**EXERCISE PROMPT**. The answer should be the records below, word for word, with every image left out.

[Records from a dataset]
- - - - - - -

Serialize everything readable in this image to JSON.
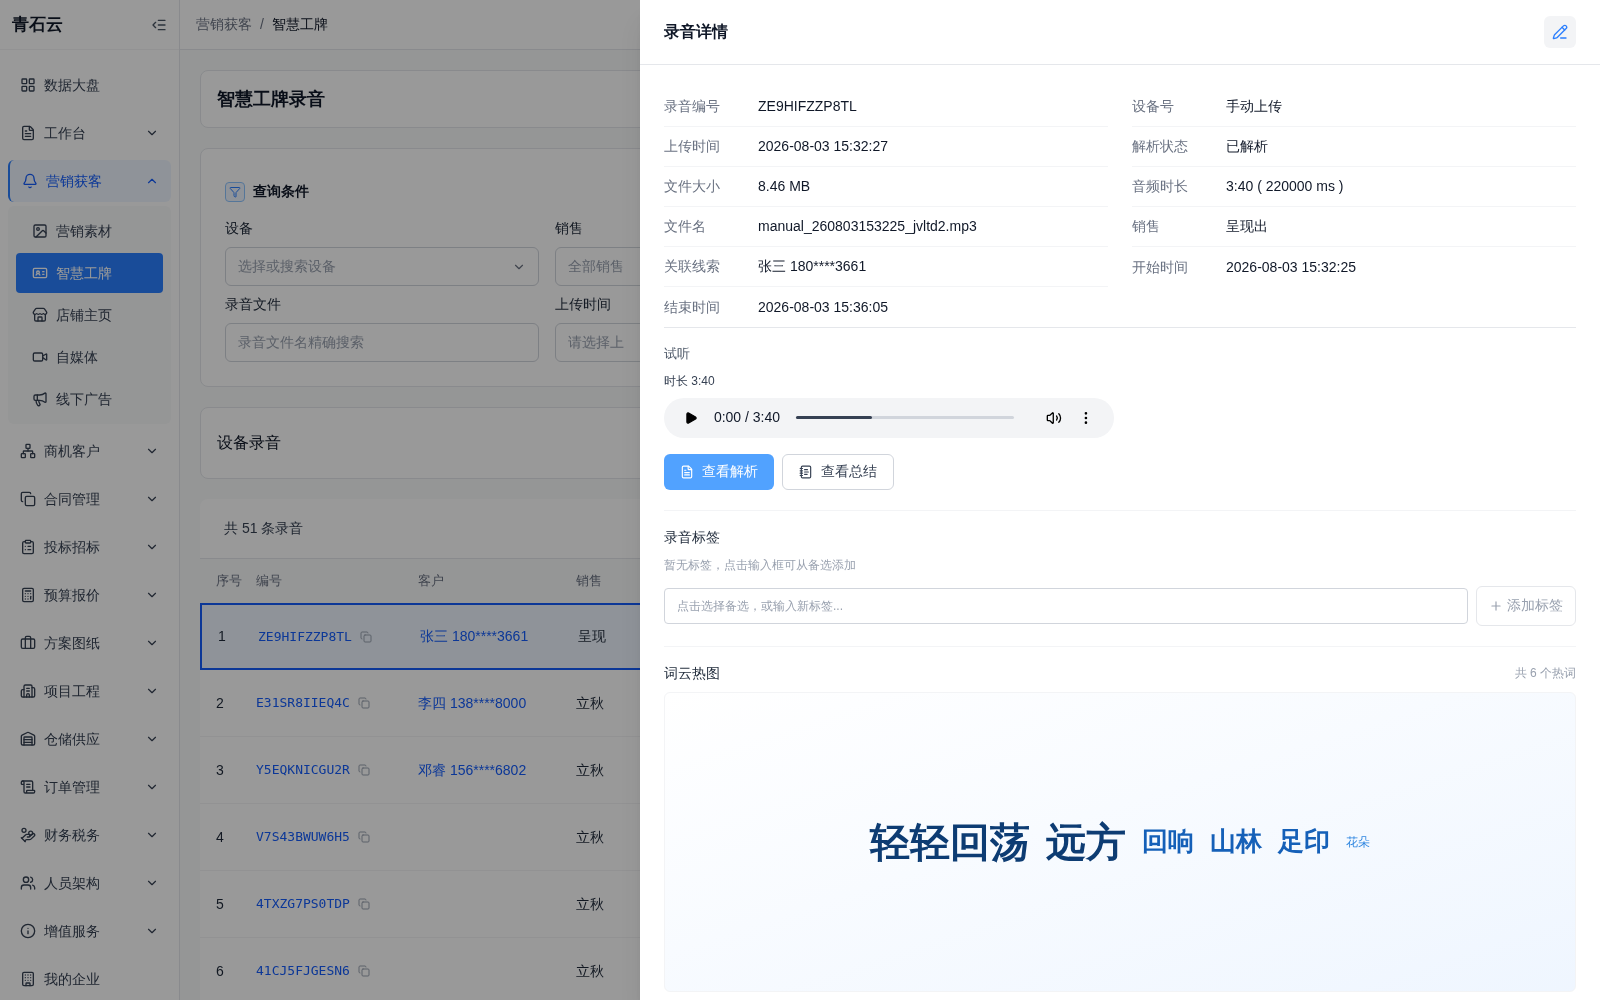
{
  "sidebar": {
    "logo": "青石云",
    "items": [
      {
        "label": "数据大盘",
        "kind": "link"
      },
      {
        "label": "工作台",
        "kind": "group",
        "expanded": false
      },
      {
        "label": "营销获客",
        "kind": "group",
        "expanded": true,
        "children": [
          {
            "label": "营销素材",
            "selected": false
          },
          {
            "label": "智慧工牌",
            "selected": true
          },
          {
            "label": "店铺主页",
            "selected": false
          },
          {
            "label": "自媒体",
            "selected": false
          },
          {
            "label": "线下广告",
            "selected": false
          }
        ]
      },
      {
        "label": "商机客户",
        "kind": "group",
        "expanded": false
      },
      {
        "label": "合同管理",
        "kind": "group",
        "expanded": false
      },
      {
        "label": "投标招标",
        "kind": "group",
        "expanded": false
      },
      {
        "label": "预算报价",
        "kind": "group",
        "expanded": false
      },
      {
        "label": "方案图纸",
        "kind": "group",
        "expanded": false
      },
      {
        "label": "项目工程",
        "kind": "group",
        "expanded": false
      },
      {
        "label": "仓储供应",
        "kind": "group",
        "expanded": false
      },
      {
        "label": "订单管理",
        "kind": "group",
        "expanded": false
      },
      {
        "label": "财务税务",
        "kind": "group",
        "expanded": false
      },
      {
        "label": "人员架构",
        "kind": "group",
        "expanded": false
      },
      {
        "label": "增值服务",
        "kind": "group",
        "expanded": false
      },
      {
        "label": "我的企业",
        "kind": "link"
      }
    ]
  },
  "breadcrumb": [
    "营销获客",
    "/",
    "智慧工牌"
  ],
  "page_title": "智慧工牌录音",
  "filters": {
    "title": "查询条件",
    "fields": [
      {
        "label": "设备",
        "placeholder": "选择或搜索设备",
        "kind": "select"
      },
      {
        "label": "销售",
        "placeholder": "全部销售",
        "kind": "select"
      },
      {
        "label": "录音文件",
        "placeholder": "录音文件名精确搜索",
        "kind": "input"
      },
      {
        "label": "上传时间",
        "placeholder": "请选择上",
        "kind": "input"
      }
    ]
  },
  "recordings": {
    "title": "设备录音",
    "count": "共 51 条录音",
    "columns": [
      "序号",
      "编号",
      "客户",
      "销售"
    ],
    "rows": [
      {
        "index": "1",
        "code": "ZE9HIFZZP8TL",
        "customer": "张三 180****3661",
        "sales": "呈现",
        "selected": true
      },
      {
        "index": "2",
        "code": "E31SR8IIEQ4C",
        "customer": "李四 138****8000",
        "sales": "立秋",
        "selected": false
      },
      {
        "index": "3",
        "code": "Y5EQKNICGU2R",
        "customer": "邓睿 156****6802",
        "sales": "立秋",
        "selected": false
      },
      {
        "index": "4",
        "code": "V7S43BWUW6H5",
        "sales": "立秋",
        "selected": false
      },
      {
        "index": "5",
        "code": "4TXZG7PS0TDP",
        "sales": "立秋",
        "selected": false
      },
      {
        "index": "6",
        "code": "41CJ5FJGESN6",
        "sales": "立秋",
        "selected": false
      }
    ]
  },
  "drawer": {
    "title": "录音详情",
    "details": [
      {
        "label": "录音编号",
        "value": "ZE9HIFZZP8TL"
      },
      {
        "label": "设备号",
        "value": "手动上传"
      },
      {
        "label": "上传时间",
        "value": "2026-08-03 15:32:27"
      },
      {
        "label": "解析状态",
        "value": "已解析"
      },
      {
        "label": "文件大小",
        "value": "8.46 MB"
      },
      {
        "label": "音频时长",
        "value": "3:40 ( 220000 ms )"
      },
      {
        "label": "文件名",
        "value": "manual_260803153225_jvltd2.mp3"
      },
      {
        "label": "销售",
        "value": "呈现出"
      },
      {
        "label": "关联线索",
        "value": "张三 180****3661"
      },
      {
        "label": "开始时间",
        "value": "2026-08-03 15:32:25"
      },
      {
        "label": "结束时间",
        "value": "2026-08-03 15:36:05"
      }
    ],
    "preview": {
      "title": "试听",
      "duration": "时长 3:40",
      "player": {
        "time": "0:00 / 3:40",
        "level": 0.35
      }
    },
    "actions": [
      {
        "label": "查看解析",
        "kind": "primary"
      },
      {
        "label": "查看总结",
        "kind": "default"
      }
    ],
    "tags": {
      "title": "录音标签",
      "hint": "暂无标签，点击输入框可从备选添加",
      "placeholder": "点击选择备选，或输入新标签...",
      "add": "添加标签"
    },
    "word_cloud": {
      "title": "词云热图",
      "count": "共 6 个热词",
      "words": [
        {
          "text": "轻轻回荡",
          "kind": "xl",
          "color": "#0d3c73"
        },
        {
          "text": "远方",
          "kind": "xl",
          "color": "#0d3c73"
        },
        {
          "text": "回响",
          "kind": "lg",
          "color": "#1560b8"
        },
        {
          "text": "山林",
          "kind": "lg",
          "color": "#1560b8"
        },
        {
          "text": "足印",
          "kind": "lg",
          "color": "#1560b8"
        },
        {
          "text": "花朵",
          "kind": "sm",
          "color": "#2f86e0"
        }
      ]
    }
  }
}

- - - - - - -

**ANSWER AREA**.
Serialize everything readable in this image to JSON.
{
  "sidebar": {
    "logo": "青石云",
    "items": [
      {
        "label": "数据大盘",
        "kind": "link"
      },
      {
        "label": "工作台",
        "kind": "group",
        "expanded": false
      },
      {
        "label": "营销获客",
        "kind": "group",
        "expanded": true,
        "children": [
          {
            "label": "营销素材",
            "selected": false
          },
          {
            "label": "智慧工牌",
            "selected": true
          },
          {
            "label": "店铺主页",
            "selected": false
          },
          {
            "label": "自媒体",
            "selected": false
          },
          {
            "label": "线下广告",
            "selected": false
          }
        ]
      },
      {
        "label": "商机客户",
        "kind": "group",
        "expanded": false
      },
      {
        "label": "合同管理",
        "kind": "group",
        "expanded": false
      },
      {
        "label": "投标招标",
        "kind": "group",
        "expanded": false
      },
      {
        "label": "预算报价",
        "kind": "group",
        "expanded": false
      },
      {
        "label": "方案图纸",
        "kind": "group",
        "expanded": false
      },
      {
        "label": "项目工程",
        "kind": "group",
        "expanded": false
      },
      {
        "label": "仓储供应",
        "kind": "group",
        "expanded": false
      },
      {
        "label": "订单管理",
        "kind": "group",
        "expanded": false
      },
      {
        "label": "财务税务",
        "kind": "group",
        "expanded": false
      },
      {
        "label": "人员架构",
        "kind": "group",
        "expanded": false
      },
      {
        "label": "增值服务",
        "kind": "group",
        "expanded": false
      },
      {
        "label": "我的企业",
        "kind": "link"
      }
    ]
  },
  "breadcrumb": [
    "营销获客",
    "/",
    "智慧工牌"
  ],
  "page_title": "智慧工牌录音",
  "filters": {
    "title": "查询条件",
    "fields": [
      {
        "label": "设备",
        "placeholder": "选择或搜索设备",
        "kind": "select"
      },
      {
        "label": "销售",
        "placeholder": "全部销售",
        "kind": "select"
      },
      {
        "label": "录音文件",
        "placeholder": "录音文件名精确搜索",
        "kind": "input"
      },
      {
        "label": "上传时间",
        "placeholder": "请选择上",
        "kind": "input"
      }
    ]
  },
  "recordings": {
    "title": "设备录音",
    "count": "共 51 条录音",
    "columns": [
      "序号",
      "编号",
      "客户",
      "销售"
    ],
    "rows": [
      {
        "index": "1",
        "code": "ZE9HIFZZP8TL",
        "customer": "张三 180****3661",
        "sales": "呈现",
        "selected": true
      },
      {
        "index": "2",
        "code": "E31SR8IIEQ4C",
        "customer": "李四 138****8000",
        "sales": "立秋",
        "selected": false
      },
      {
        "index": "3",
        "code": "Y5EQKNICGU2R",
        "customer": "邓睿 156****6802",
        "sales": "立秋",
        "selected": false
      },
      {
        "index": "4",
        "code": "V7S43BWUW6H5",
        "sales": "立秋",
        "selected": false
      },
      {
        "index": "5",
        "code": "4TXZG7PS0TDP",
        "sales": "立秋",
        "selected": false
      },
      {
        "index": "6",
        "code": "41CJ5FJGESN6",
        "sales": "立秋",
        "selected": false
      }
    ]
  },
  "drawer": {
    "title": "录音详情",
    "details": [
      {
        "label": "录音编号",
        "value": "ZE9HIFZZP8TL"
      },
      {
        "label": "设备号",
        "value": "手动上传"
      },
      {
        "label": "上传时间",
        "value": "2026-08-03 15:32:27"
      },
      {
        "label": "解析状态",
        "value": "已解析"
      },
      {
        "label": "文件大小",
        "value": "8.46 MB"
      },
      {
        "label": "音频时长",
        "value": "3:40 ( 220000 ms )"
      },
      {
        "label": "文件名",
        "value": "manual_260803153225_jvltd2.mp3"
      },
      {
        "label": "销售",
        "value": "呈现出"
      },
      {
        "label": "关联线索",
        "value": "张三 180****3661"
      },
      {
        "label": "开始时间",
        "value": "2026-08-03 15:32:25"
      },
      {
        "label": "结束时间",
        "value": "2026-08-03 15:36:05"
      }
    ],
    "preview": {
      "title": "试听",
      "duration": "时长 3:40",
      "player": {
        "time": "0:00 / 3:40",
        "level": 0.35
      }
    },
    "actions": [
      {
        "label": "查看解析",
        "kind": "primary"
      },
      {
        "label": "查看总结",
        "kind": "default"
      }
    ],
    "tags": {
      "title": "录音标签",
      "hint": "暂无标签，点击输入框可从备选添加",
      "placeholder": "点击选择备选，或输入新标签...",
      "add": "添加标签"
    },
    "word_cloud": {
      "title": "词云热图",
      "count": "共 6 个热词",
      "words": [
        {
          "text": "轻轻回荡",
          "kind": "xl",
          "color": "#0d3c73"
        },
        {
          "text": "远方",
          "kind": "xl",
          "color": "#0d3c73"
        },
        {
          "text": "回响",
          "kind": "lg",
          "color": "#1560b8"
        },
        {
          "text": "山林",
          "kind": "lg",
          "color": "#1560b8"
        },
        {
          "text": "足印",
          "kind": "lg",
          "color": "#1560b8"
        },
        {
          "text": "花朵",
          "kind": "sm",
          "color": "#2f86e0"
        }
      ]
    }
  }
}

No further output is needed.